Records excerpted from a collection:
########################################
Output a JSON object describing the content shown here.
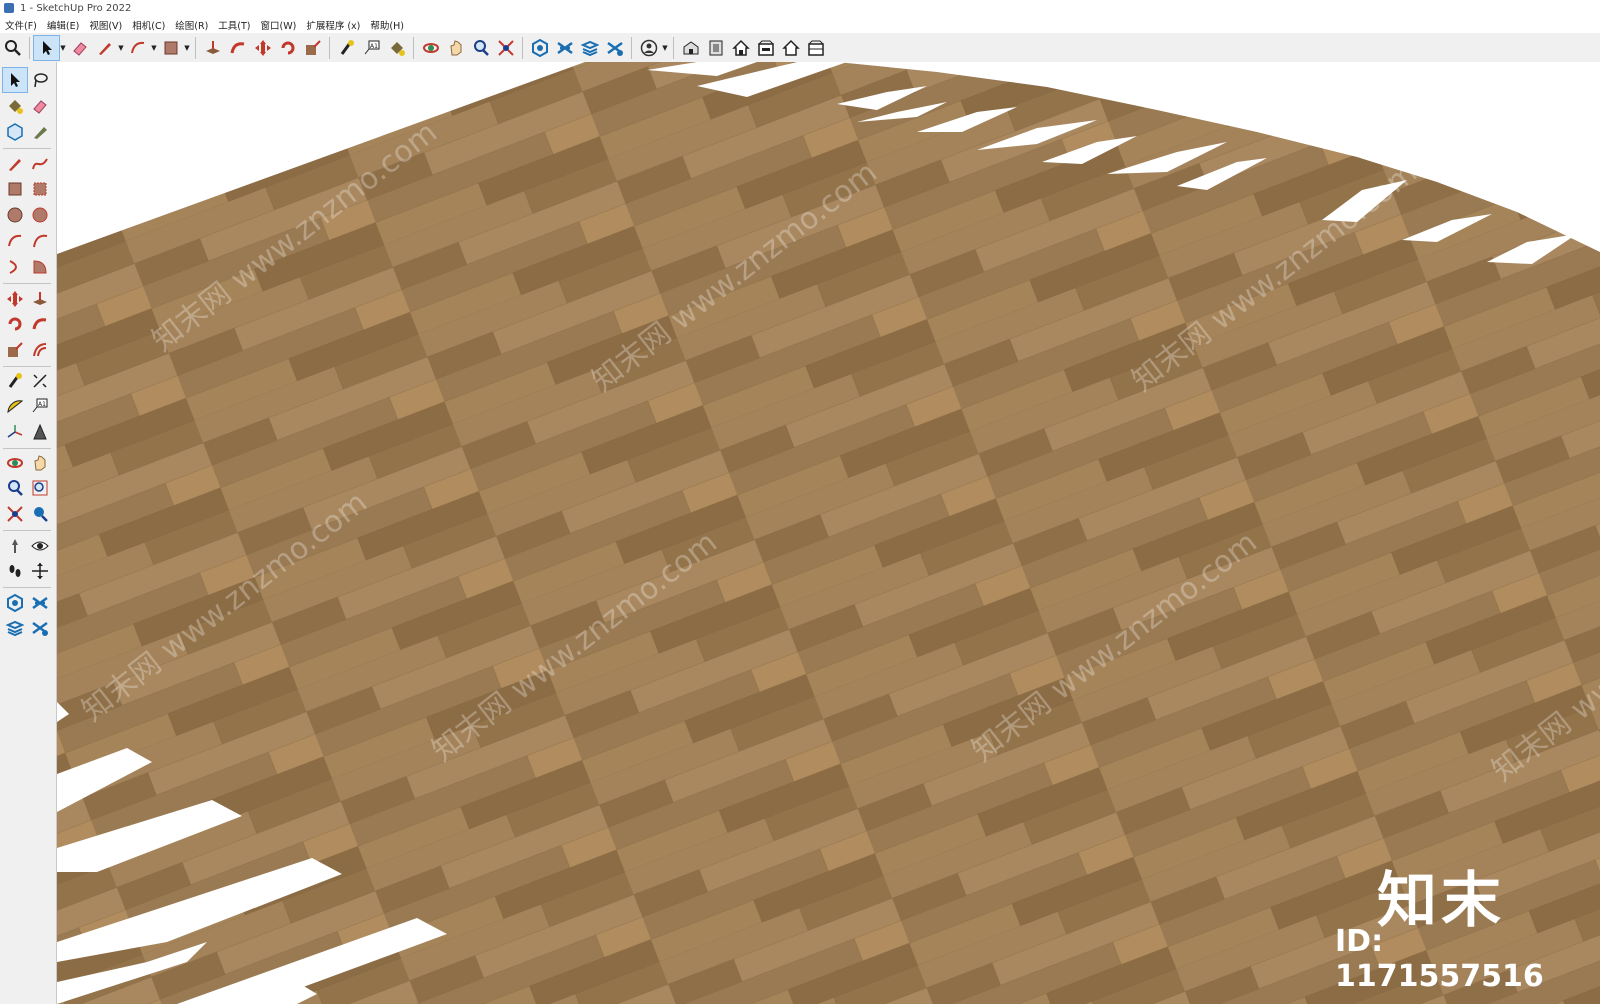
{
  "window": {
    "title": "1 - SketchUp Pro 2022"
  },
  "menu": {
    "items": [
      "文件(F)",
      "编辑(E)",
      "视图(V)",
      "相机(C)",
      "绘图(R)",
      "工具(T)",
      "窗口(W)",
      "扩展程序 (x)",
      "帮助(H)"
    ]
  },
  "toolbar": {
    "tools": [
      "zoom-icon",
      "select-icon",
      "eraser-icon",
      "pencil-icon",
      "arc-icon",
      "rectangle-icon",
      "push-pull-icon",
      "follow-me-icon",
      "move-icon",
      "rotate-icon",
      "scale-icon",
      "tape-measure-icon",
      "text-icon",
      "paint-bucket-icon",
      "orbit-icon",
      "pan-icon",
      "zoom-window-icon",
      "zoom-extents-icon",
      "warehouse-icon",
      "extension-warehouse-icon",
      "layout-icon",
      "send-icon",
      "account-icon",
      "iso-view-icon",
      "top-view-icon",
      "front-view-icon",
      "right-view-icon",
      "back-view-icon",
      "left-view-icon"
    ]
  },
  "colors": {
    "wood": "#9b7a4f",
    "wood_light": "#b08c5e",
    "wood_dark": "#866644",
    "background": "#ffffff",
    "toolbar": "#f0f0f0"
  },
  "watermark": {
    "text": "知末网 www.znzmo.com",
    "logo": "知末",
    "id": "ID: 1171557516"
  }
}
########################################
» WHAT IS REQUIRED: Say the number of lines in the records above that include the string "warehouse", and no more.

» REPLY: 2